**Data under study**
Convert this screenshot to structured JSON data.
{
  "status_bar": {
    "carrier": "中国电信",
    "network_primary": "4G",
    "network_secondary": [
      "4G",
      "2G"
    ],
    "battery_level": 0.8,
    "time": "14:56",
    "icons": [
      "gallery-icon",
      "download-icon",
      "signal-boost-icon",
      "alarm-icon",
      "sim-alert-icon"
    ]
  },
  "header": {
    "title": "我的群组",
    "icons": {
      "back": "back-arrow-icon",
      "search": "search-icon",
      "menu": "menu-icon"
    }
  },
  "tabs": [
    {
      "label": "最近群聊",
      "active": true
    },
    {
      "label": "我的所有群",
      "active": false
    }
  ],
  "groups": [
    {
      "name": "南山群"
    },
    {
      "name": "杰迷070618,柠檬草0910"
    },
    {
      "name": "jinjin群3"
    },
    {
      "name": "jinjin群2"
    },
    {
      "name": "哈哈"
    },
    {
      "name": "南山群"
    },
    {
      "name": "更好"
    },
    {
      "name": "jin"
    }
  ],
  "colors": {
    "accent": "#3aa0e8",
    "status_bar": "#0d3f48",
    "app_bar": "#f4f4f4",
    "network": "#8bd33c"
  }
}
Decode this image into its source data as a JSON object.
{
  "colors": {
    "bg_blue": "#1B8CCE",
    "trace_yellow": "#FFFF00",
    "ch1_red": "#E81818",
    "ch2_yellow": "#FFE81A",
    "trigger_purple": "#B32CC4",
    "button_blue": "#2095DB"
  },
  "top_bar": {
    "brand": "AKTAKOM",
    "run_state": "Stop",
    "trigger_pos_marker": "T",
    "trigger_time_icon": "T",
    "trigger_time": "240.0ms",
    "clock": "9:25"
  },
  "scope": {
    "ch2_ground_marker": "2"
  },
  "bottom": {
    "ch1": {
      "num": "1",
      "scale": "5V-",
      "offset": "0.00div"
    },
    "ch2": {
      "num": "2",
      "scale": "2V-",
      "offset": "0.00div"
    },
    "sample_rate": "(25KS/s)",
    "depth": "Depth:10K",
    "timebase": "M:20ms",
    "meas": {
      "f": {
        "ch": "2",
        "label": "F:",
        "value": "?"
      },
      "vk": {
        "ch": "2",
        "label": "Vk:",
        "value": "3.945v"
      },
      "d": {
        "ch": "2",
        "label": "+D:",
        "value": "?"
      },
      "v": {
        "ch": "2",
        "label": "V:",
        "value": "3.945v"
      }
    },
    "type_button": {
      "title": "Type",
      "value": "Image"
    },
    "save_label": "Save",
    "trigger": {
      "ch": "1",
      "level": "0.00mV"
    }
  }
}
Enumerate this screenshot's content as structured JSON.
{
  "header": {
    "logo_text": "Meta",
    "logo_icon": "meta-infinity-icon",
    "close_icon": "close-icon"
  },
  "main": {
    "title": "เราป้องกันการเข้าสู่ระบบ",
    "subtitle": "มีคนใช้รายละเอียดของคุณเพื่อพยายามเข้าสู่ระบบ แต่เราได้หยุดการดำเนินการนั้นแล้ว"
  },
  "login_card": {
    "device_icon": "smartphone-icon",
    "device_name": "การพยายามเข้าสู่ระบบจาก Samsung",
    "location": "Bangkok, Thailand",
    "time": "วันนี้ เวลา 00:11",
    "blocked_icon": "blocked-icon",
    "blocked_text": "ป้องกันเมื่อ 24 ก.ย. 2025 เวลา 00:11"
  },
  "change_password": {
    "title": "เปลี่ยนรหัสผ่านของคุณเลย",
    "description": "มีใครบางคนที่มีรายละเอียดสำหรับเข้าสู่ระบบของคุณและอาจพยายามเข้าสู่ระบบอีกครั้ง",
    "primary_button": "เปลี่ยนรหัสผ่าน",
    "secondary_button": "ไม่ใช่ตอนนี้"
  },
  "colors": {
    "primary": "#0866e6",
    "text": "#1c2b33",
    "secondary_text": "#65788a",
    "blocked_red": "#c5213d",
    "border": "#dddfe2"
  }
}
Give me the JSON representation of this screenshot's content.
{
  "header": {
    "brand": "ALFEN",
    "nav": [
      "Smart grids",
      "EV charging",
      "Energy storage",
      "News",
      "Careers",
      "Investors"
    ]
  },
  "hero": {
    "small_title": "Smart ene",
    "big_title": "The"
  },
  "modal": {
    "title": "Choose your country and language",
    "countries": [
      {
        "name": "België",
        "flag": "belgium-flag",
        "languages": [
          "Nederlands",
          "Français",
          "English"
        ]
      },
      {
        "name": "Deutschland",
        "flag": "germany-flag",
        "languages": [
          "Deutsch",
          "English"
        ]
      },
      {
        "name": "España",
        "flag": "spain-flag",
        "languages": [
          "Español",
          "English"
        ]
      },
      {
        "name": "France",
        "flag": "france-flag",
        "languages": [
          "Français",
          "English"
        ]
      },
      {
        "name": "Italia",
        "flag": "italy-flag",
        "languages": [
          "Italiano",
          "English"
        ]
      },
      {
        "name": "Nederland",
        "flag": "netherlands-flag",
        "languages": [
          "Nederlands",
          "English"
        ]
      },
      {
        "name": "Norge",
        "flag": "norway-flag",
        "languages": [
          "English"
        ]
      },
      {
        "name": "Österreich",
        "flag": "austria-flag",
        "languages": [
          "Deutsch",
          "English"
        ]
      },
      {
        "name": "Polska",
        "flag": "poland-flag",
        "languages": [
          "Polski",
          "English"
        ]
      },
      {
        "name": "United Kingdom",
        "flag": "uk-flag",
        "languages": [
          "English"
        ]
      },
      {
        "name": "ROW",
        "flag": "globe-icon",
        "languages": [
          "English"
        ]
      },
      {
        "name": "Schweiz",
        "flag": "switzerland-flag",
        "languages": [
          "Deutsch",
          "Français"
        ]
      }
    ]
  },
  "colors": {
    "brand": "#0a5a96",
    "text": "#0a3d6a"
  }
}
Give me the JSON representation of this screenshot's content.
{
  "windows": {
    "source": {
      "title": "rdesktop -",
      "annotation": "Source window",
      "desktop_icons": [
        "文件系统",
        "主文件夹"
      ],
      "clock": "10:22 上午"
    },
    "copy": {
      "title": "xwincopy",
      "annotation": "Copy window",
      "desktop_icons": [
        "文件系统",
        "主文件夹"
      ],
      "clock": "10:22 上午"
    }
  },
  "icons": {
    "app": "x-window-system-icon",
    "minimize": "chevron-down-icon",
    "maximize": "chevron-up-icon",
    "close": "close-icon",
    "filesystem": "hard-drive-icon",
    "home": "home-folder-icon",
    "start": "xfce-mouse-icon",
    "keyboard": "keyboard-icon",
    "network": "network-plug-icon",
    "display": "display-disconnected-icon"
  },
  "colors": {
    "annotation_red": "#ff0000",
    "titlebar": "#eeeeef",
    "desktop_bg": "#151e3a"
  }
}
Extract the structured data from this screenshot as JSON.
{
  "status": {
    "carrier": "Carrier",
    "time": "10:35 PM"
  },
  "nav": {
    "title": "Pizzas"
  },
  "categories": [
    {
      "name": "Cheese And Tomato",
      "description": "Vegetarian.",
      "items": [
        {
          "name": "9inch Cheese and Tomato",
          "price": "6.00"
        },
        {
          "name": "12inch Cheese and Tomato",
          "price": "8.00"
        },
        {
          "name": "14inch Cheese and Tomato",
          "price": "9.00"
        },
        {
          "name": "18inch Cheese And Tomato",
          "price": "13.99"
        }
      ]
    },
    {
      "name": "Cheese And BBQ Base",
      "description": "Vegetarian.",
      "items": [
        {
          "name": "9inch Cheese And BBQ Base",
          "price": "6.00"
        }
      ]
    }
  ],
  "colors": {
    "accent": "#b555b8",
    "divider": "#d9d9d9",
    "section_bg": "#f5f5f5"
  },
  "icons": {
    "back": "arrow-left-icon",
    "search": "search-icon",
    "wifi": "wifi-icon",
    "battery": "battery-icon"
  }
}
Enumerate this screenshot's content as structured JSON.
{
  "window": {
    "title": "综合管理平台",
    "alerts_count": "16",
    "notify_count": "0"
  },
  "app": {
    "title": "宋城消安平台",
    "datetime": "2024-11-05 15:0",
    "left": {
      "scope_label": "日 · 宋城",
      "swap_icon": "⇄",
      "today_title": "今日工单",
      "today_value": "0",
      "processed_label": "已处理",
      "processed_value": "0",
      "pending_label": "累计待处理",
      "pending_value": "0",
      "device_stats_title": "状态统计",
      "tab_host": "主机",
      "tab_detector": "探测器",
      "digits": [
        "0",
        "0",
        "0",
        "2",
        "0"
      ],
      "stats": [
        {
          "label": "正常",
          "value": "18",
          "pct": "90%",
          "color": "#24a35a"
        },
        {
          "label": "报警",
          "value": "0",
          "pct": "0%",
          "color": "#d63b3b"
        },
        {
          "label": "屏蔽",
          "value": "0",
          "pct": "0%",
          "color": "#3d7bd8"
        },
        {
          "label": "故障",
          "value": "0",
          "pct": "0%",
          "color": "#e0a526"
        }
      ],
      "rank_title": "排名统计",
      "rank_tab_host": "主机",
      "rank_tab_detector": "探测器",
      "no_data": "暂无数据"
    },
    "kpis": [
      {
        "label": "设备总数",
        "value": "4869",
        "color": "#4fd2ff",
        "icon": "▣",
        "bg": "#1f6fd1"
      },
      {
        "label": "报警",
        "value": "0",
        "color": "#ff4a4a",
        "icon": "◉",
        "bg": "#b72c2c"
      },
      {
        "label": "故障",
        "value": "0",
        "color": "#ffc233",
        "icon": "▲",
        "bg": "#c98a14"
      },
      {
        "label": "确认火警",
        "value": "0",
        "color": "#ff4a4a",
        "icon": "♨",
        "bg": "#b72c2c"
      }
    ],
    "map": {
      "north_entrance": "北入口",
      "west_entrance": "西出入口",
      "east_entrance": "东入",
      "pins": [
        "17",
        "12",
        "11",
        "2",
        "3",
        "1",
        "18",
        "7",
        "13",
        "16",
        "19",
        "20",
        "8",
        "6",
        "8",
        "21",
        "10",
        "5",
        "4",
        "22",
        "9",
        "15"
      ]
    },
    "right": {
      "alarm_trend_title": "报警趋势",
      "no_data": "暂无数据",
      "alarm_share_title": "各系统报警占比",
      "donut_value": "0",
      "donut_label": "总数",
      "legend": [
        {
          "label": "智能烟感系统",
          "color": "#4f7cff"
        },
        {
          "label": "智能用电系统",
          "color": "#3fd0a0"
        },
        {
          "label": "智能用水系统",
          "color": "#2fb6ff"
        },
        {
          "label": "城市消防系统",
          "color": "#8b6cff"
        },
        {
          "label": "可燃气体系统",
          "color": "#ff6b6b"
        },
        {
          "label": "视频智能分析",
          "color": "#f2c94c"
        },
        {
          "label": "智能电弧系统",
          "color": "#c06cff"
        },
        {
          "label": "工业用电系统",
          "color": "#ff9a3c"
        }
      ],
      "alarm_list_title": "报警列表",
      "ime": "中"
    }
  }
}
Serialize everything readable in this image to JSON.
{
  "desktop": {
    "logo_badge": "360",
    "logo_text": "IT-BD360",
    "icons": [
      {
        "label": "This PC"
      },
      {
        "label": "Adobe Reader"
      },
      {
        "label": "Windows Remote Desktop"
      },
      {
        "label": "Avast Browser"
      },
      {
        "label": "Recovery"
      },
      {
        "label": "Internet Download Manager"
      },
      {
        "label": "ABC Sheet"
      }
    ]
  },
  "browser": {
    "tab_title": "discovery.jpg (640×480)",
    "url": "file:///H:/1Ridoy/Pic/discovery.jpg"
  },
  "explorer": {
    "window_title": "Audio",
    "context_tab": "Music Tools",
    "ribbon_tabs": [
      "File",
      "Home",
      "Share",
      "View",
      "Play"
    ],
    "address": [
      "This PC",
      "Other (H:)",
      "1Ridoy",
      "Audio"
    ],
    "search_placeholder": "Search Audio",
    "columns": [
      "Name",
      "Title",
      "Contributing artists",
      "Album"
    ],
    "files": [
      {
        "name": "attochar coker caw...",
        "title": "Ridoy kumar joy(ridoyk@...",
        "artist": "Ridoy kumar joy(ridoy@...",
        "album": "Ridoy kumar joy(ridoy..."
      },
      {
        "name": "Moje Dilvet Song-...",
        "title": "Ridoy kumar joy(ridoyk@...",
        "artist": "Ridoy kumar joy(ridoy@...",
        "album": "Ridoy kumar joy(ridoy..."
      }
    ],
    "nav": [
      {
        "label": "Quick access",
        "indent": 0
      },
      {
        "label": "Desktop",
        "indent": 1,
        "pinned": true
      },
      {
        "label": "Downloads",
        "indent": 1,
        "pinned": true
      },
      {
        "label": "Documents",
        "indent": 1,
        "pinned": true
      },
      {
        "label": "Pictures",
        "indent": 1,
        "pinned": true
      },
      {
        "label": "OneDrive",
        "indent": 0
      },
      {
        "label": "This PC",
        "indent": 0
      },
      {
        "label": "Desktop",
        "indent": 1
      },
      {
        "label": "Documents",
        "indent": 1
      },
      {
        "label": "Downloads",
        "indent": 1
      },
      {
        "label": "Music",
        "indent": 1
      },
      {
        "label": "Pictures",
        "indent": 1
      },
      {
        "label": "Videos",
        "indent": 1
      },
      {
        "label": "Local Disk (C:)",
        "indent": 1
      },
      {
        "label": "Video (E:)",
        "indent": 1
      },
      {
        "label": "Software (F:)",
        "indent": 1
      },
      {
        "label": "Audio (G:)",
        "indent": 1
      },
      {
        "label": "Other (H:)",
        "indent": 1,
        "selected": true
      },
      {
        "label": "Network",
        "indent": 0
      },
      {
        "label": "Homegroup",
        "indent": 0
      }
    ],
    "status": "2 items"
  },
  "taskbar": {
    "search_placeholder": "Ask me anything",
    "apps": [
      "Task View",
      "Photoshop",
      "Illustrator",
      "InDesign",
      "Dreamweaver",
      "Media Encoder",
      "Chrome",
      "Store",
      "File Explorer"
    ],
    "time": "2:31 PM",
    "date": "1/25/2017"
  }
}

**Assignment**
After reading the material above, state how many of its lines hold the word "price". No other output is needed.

**Task solution**
5